11 May– Viktoria Mullova appears with Philharmonia Orchestra and Paavo Järvi, the Estonian conductor with whom Viktoria especially likes to perform live and record. The programme of Beethoven, Sibelius and Tchaikovsky. RFH, 7.30pm.
21 and 22 May (RA+C recommends)– Karlheinz Stockhausen’s Donnerstag aus Licht performed by several ensembles and multiple artists (singers, instrumentalists and dancers, video and light designers). Do you want to know more about a visionary of 20thcentury’s music and immerse yourself in unexpected visions and sounds? Come to this concert, noting the earlier starting time. RFH, 6.30pm.
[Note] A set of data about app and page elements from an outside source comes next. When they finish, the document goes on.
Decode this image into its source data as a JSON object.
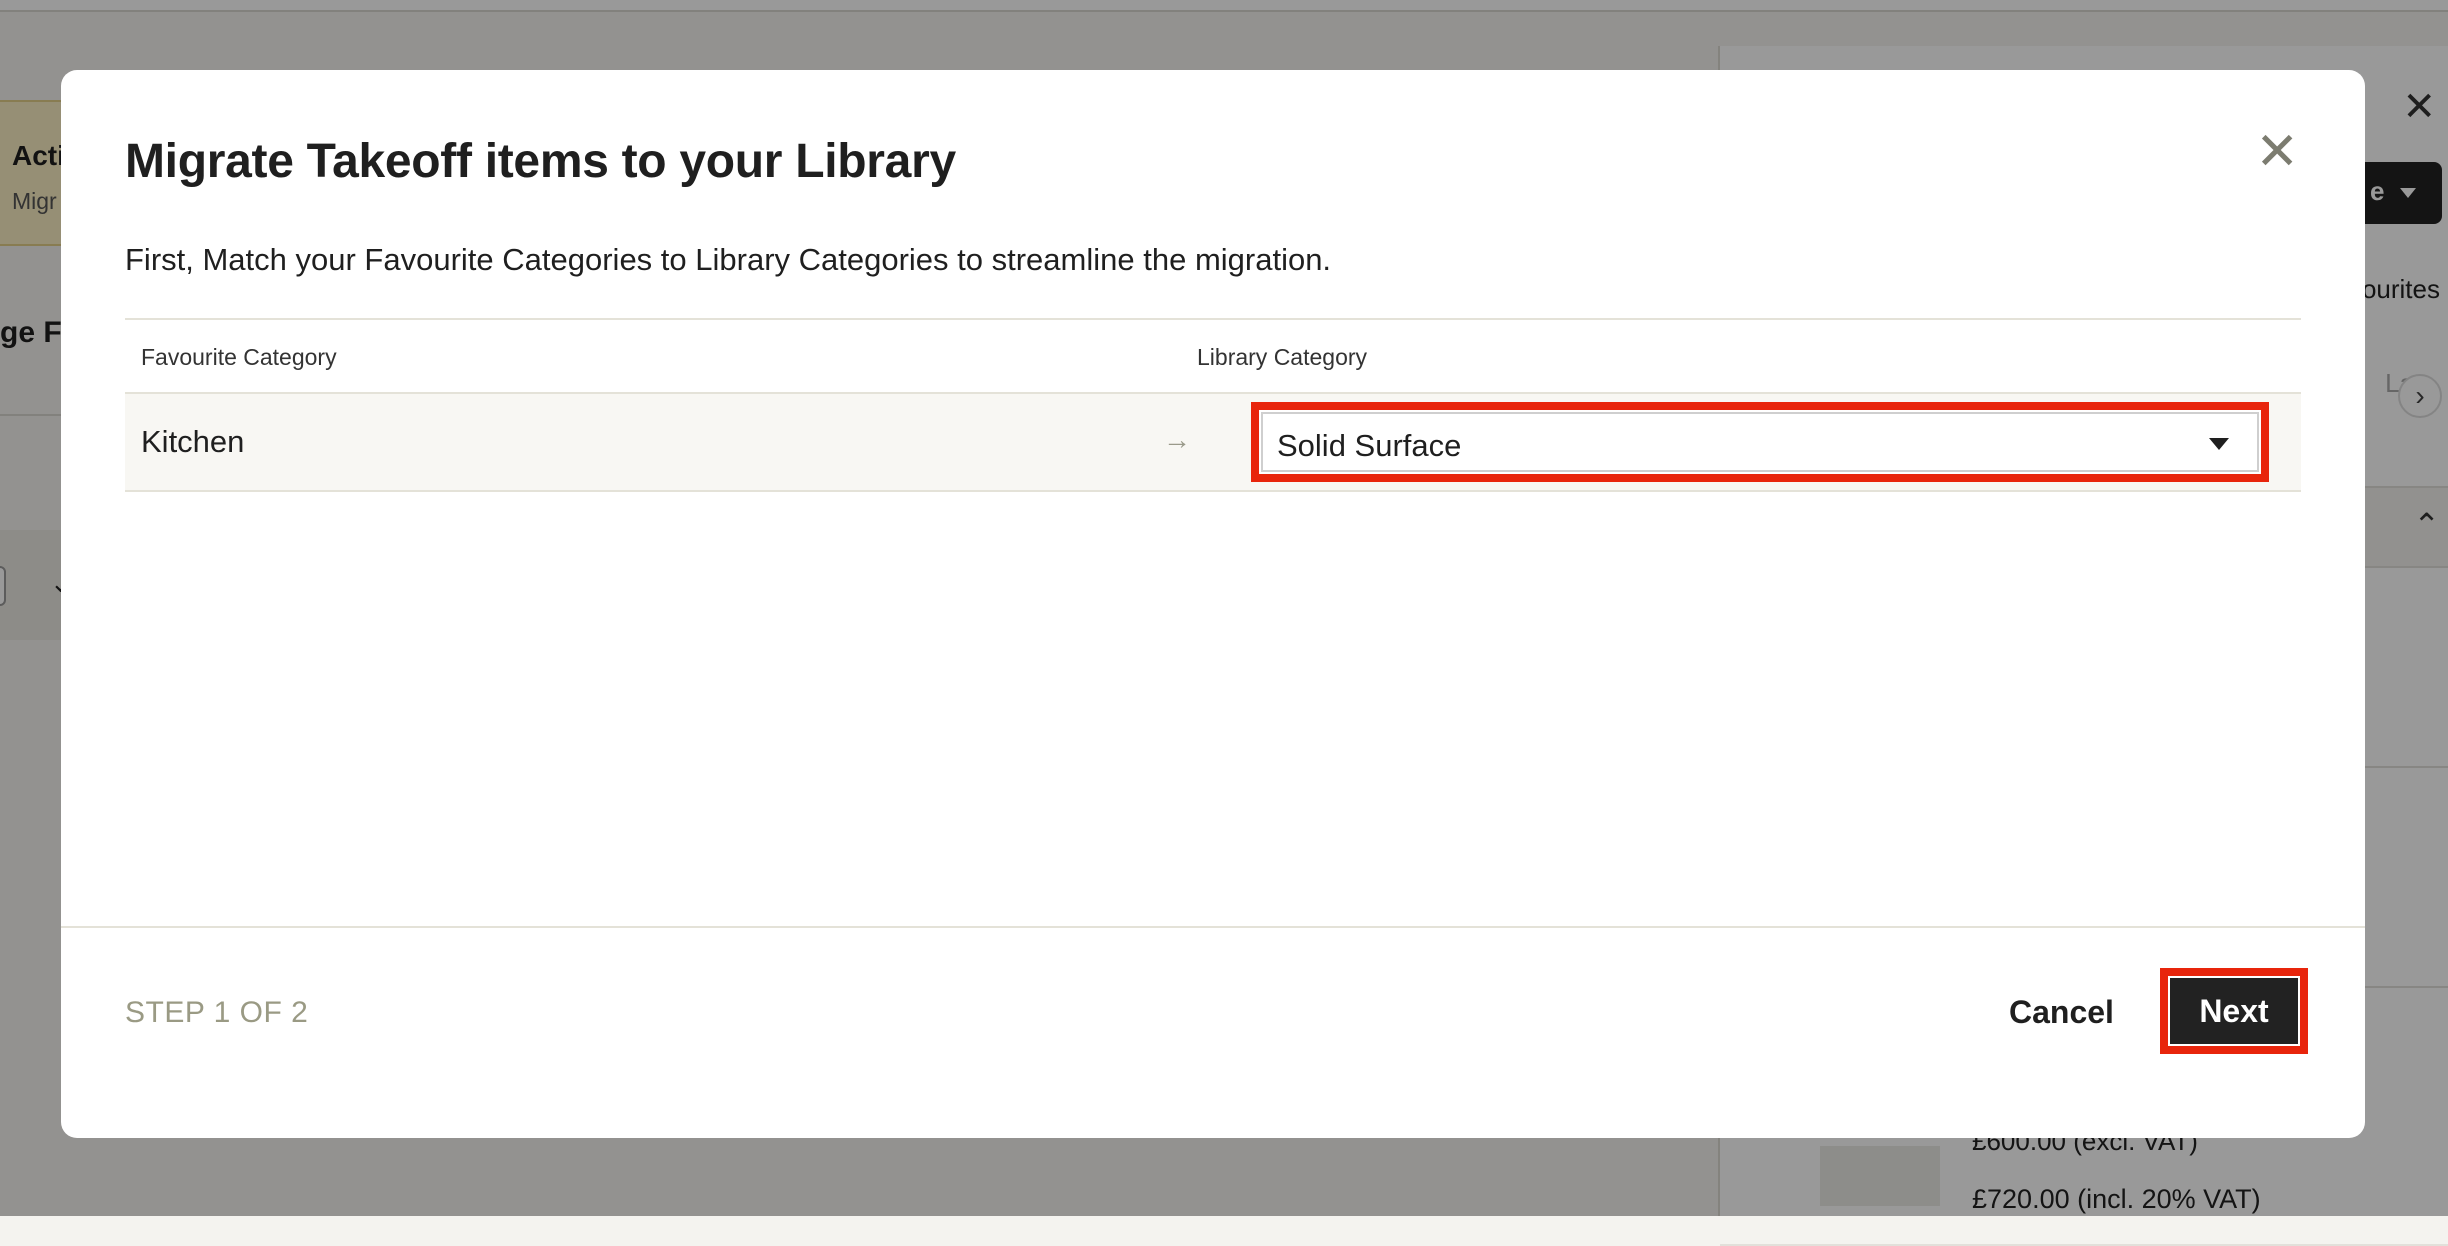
{
  "background": {
    "notice": {
      "title": "Acti",
      "subtitle": "Migr"
    },
    "left_heading": "ge Fa",
    "right_panel": {
      "close_glyph": "✕",
      "dark_button_label": "e",
      "favourites_label": "ourites",
      "lab_label": "La",
      "next_glyph": "›",
      "collapse_glyph": "⌃",
      "price_excl": "£600.00 (excl. VAT)",
      "price_incl": "£720.00 (incl. 20% VAT)"
    }
  },
  "modal": {
    "title": "Migrate Takeoff items to your Library",
    "description": "First, Match your Favourite Categories to Library Categories to streamline the migration.",
    "close_glyph": "✕",
    "table": {
      "headers": {
        "favourite": "Favourite Category",
        "library": "Library Category"
      },
      "rows": [
        {
          "favourite": "Kitchen",
          "arrow": "→",
          "library_selected": "Solid Surface"
        }
      ]
    },
    "footer": {
      "step": "STEP 1 OF 2",
      "cancel_label": "Cancel",
      "next_label": "Next"
    }
  },
  "colors": {
    "highlight": "#e8250c",
    "primary_button": "#222222",
    "muted_text": "#9a9a84"
  }
}
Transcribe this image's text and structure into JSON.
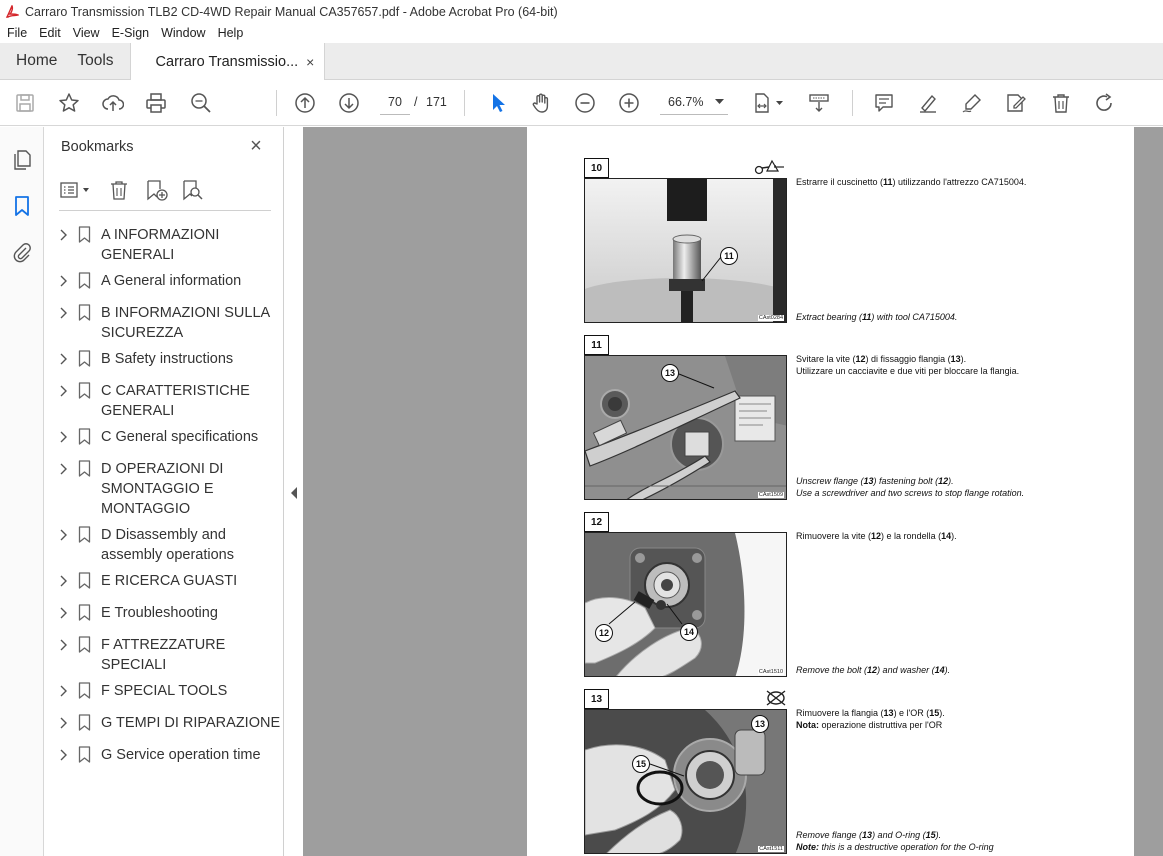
{
  "window": {
    "title": "Carraro Transmission TLB2 CD-4WD Repair Manual CA357657.pdf - Adobe Acrobat Pro (64-bit)"
  },
  "menu": [
    "File",
    "Edit",
    "View",
    "E-Sign",
    "Window",
    "Help"
  ],
  "tabs": {
    "home": "Home",
    "tools": "Tools",
    "document": "Carraro Transmissio...",
    "close": "×"
  },
  "toolbar": {
    "current_page": "70",
    "page_separator": "/",
    "total_pages": "171",
    "zoom": "66.7%",
    "icons": [
      "save-icon",
      "star-icon",
      "upload-icon",
      "print-icon",
      "zoom-search-icon",
      "page-up-icon",
      "page-down-icon",
      "select-cursor-icon",
      "hand-icon",
      "zoom-out-icon",
      "zoom-in-icon",
      "page-fit-icon",
      "scroll-mode-icon",
      "comment-icon",
      "highlight-icon",
      "sign-icon",
      "fill-sign-icon",
      "delete-icon",
      "redo-icon"
    ]
  },
  "bookmarks": {
    "title": "Bookmarks",
    "close": "×",
    "items": [
      {
        "label": "A INFORMAZIONI GENERALI"
      },
      {
        "label": "A General information"
      },
      {
        "label": "B INFORMAZIONI SULLA SICUREZZA"
      },
      {
        "label": "B Safety instructions"
      },
      {
        "label": "C CARATTERISTICHE GENERALI"
      },
      {
        "label": "C General specifications"
      },
      {
        "label": "D OPERAZIONI DI SMONTAGGIO E MONTAGGIO"
      },
      {
        "label": "D Disassembly and assembly operations"
      },
      {
        "label": "E RICERCA GUASTI"
      },
      {
        "label": "E Troubleshooting"
      },
      {
        "label": "F ATTREZZATURE SPECIALI"
      },
      {
        "label": "F SPECIAL TOOLS"
      },
      {
        "label": "G TEMPI DI RIPARAZIONE"
      },
      {
        "label": "G Service operation time"
      }
    ]
  },
  "document": {
    "steps": [
      {
        "number": "10",
        "code": "CAst0284",
        "callouts": [
          "11"
        ],
        "it": [
          "Estrarre il cuscinetto (",
          "11",
          ") utilizzando l'attrezzo CA715004."
        ],
        "en": [
          "Extract bearing (",
          "11",
          ") with tool CA715004."
        ]
      },
      {
        "number": "11",
        "code": "CAst1509",
        "callouts": [
          "13"
        ],
        "it": [
          "Svitare la vite (",
          "12",
          ") di fissaggio flangia (",
          "13",
          ").",
          "Utilizzare un cacciavite e due viti per bloccare la flangia."
        ],
        "en": [
          "Unscrew flange (",
          "13",
          ") fastening bolt (",
          "12",
          ").",
          "Use a screwdriver and two screws to stop flange rotation."
        ]
      },
      {
        "number": "12",
        "code": "CAst1510",
        "callouts": [
          "12",
          "14"
        ],
        "it": [
          "Rimuovere la vite (",
          "12",
          ") e la rondella (",
          "14",
          ")."
        ],
        "en": [
          "Remove the bolt (",
          "12",
          ") and washer (",
          "14",
          ")."
        ]
      },
      {
        "number": "13",
        "code": "CAst1511",
        "callouts": [
          "13",
          "15"
        ],
        "it": [
          "Rimuovere la flangia (",
          "13",
          ") e l'OR (",
          "15",
          ").",
          "Nota:",
          " operazione distruttiva per l'OR"
        ],
        "en": [
          "Remove flange (",
          "13",
          ") and O-ring (",
          "15",
          ").",
          "Note:",
          " this is a destructive operation for the O-ring"
        ]
      }
    ]
  }
}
31 May – Maxim Emelyanichev conducts (also plays the harpsichord) Il Pomo d’Oro in a concert version of Handel’s Agrippina. American mezzo-soprano Joyce DiDonato singing Agrippina. Don’t miss Joyce, she is unique and wonderful! Barbican, 6.30pm.
1 and 2 June– French pianist Pierre-Laurent Aimard and his wife Tatiana Stefanovich explore the piano works by Stockhausen in two concerts featured in International Piano Series. QEH, 7.30pm (1 June) and 5pm (2 June).
2 June – Daniil Trifonov appeas with LSO, with Conductor Laureate Michael Tilson Thomas conducting. The programme includes Beethoven (Fifth Piano Concerto) and Charles Ives, with a chance to attend the LSO Discovery Day on Ives in the morning (10am). Barbican, 7.30pm.
9 and 13 June (RA+C recommends) – Interesting Weimar Berlin programmes by Philharmonia orchestra conducted by Esa-Pekka Salonen, including songs by Kurt Weill, Hans Eisler and Ernst Krenek with an iconic American singer Audra McDonald as a soloist (9 June) and a live screening of Fritz Lang’s Metropolis (13 June). RFH, 7.30pm.
10 June– Daniil Trifonov gives a recital as part of his LSO Artist Portrait series. We can’t get enough of Daniil, can we? Barbican, 7.30pm.
11 June– Vassily Petrenko conducts London Philharmonic Orchestra, with Denis Kozhukhin as a soloist. Programme includes Brahms and Strauss. RFH, 7.30pm.
16 June– Daniil Trifonov finishes his LSO Artist Portrait series, playing Shostakovich’s First Concerto for piano, trumpet and strings, with Gianandrea Noseda conducting the LSO. Barbican, 7.30pm.
Hope you get saturated by classical music enough when it will be time to pass some exams or have a summer vacation. London is one of the leading world centers (seriously, probably the best one) for appreciation of well-known and modern classical music, so do go for it! Don’t forget about relatively unexpensive tickets on the balcony of the Barbican and in the Choir of RFH, with different discounts also available through special programmes of the orchestras (Philhamonia offers Ring Seats for 10-12 pounds, LPO invites students for 5 pounds, LSO does mystery seats for 10 pounds). And watch out for me, I’ll be attending at least half of them!